Work task
Examine each line of the data, and copy the ones containing "desc".

Material for this task
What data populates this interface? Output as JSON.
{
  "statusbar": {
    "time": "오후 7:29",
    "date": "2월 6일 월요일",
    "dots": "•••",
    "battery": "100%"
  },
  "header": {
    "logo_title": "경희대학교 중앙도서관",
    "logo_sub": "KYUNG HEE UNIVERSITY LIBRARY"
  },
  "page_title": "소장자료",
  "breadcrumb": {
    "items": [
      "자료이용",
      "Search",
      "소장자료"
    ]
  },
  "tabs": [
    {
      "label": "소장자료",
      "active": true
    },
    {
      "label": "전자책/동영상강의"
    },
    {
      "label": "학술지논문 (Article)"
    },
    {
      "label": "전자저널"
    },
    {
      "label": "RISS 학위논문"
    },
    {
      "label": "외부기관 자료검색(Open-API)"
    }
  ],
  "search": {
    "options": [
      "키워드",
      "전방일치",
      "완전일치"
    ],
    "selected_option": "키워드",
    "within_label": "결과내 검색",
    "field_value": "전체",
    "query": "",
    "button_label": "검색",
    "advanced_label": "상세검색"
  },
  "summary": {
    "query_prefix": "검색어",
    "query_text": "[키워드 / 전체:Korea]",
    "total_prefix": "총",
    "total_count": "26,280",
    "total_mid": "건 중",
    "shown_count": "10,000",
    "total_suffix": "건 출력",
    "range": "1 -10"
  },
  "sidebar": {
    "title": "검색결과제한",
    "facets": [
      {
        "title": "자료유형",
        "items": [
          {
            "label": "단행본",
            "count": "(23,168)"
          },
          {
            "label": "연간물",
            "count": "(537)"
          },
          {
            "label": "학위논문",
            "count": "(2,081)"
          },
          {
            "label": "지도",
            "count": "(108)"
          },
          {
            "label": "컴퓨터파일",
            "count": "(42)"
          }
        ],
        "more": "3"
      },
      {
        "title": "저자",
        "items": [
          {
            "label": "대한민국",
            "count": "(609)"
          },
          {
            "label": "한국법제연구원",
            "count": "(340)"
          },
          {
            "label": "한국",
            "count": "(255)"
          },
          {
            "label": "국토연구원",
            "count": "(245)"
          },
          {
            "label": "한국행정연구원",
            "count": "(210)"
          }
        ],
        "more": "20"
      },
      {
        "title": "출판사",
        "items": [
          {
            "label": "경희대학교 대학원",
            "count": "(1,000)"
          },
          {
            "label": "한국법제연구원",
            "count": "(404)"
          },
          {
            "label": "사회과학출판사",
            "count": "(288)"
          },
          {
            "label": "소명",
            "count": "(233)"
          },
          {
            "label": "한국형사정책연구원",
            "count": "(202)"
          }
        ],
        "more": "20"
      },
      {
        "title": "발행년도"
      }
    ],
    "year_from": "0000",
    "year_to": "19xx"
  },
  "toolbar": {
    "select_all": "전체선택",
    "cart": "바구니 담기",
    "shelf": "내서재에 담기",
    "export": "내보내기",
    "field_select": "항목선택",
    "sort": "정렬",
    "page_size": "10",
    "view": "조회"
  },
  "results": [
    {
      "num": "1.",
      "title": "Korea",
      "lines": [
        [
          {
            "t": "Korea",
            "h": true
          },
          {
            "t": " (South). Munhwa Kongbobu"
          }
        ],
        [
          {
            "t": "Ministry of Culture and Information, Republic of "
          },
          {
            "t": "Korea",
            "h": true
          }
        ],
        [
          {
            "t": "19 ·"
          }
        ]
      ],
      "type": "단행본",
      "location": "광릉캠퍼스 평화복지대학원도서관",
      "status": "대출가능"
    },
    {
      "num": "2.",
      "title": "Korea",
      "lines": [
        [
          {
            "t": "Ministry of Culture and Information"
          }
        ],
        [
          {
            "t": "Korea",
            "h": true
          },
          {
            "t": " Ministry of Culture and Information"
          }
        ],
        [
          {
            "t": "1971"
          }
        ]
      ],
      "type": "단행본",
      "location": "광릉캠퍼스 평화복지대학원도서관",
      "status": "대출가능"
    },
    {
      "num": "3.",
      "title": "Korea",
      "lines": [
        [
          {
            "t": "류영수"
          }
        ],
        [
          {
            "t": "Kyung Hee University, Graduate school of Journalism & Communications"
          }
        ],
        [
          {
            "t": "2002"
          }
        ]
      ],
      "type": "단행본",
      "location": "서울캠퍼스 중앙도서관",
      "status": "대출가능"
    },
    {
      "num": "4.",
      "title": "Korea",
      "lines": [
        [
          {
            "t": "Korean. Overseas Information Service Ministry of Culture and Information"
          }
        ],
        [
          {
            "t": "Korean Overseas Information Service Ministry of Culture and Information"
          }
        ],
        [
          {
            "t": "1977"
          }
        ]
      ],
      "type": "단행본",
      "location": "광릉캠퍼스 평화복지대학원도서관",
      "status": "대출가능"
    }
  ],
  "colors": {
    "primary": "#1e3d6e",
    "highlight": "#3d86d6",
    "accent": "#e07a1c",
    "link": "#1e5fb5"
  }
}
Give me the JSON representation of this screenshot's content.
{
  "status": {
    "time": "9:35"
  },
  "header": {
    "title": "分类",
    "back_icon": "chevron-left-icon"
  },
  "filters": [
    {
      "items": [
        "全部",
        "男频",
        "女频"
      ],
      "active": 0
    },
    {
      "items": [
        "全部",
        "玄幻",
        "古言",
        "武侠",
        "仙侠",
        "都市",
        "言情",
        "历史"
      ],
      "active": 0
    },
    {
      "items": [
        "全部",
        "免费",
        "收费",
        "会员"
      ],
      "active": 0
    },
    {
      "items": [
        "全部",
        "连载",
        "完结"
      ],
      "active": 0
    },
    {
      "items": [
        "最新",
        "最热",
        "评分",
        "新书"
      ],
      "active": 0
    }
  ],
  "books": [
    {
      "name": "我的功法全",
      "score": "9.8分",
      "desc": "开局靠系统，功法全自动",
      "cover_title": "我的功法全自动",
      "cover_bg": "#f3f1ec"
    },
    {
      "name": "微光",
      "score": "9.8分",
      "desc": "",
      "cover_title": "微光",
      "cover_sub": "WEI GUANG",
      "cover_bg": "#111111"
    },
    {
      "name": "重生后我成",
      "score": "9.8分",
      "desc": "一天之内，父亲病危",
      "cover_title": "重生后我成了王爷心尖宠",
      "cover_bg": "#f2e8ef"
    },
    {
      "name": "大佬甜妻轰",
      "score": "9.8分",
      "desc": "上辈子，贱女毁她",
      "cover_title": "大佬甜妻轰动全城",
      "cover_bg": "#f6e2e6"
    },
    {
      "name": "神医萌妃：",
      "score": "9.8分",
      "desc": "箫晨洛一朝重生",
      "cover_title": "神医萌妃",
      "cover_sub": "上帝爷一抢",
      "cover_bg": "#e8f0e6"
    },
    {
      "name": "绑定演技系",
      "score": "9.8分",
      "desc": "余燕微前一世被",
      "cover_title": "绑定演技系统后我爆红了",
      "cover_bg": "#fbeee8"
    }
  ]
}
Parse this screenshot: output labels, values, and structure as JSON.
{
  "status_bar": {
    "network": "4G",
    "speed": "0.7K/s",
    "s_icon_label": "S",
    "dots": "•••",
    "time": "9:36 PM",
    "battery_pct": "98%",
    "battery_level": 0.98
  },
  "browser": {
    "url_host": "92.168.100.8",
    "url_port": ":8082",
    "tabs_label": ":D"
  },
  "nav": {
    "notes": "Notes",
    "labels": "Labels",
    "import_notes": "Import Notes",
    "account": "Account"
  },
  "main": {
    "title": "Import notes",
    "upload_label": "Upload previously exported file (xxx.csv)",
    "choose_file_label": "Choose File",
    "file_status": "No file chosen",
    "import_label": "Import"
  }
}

Result of this task
      "desc": "开局靠系统，功法全自动",
      "desc": "",
      "desc": "一天之内，父亲病危",
      "desc": "上辈子，贱女毁她",
      "desc": "箫晨洛一朝重生",
      "desc": "余燕微前一世被",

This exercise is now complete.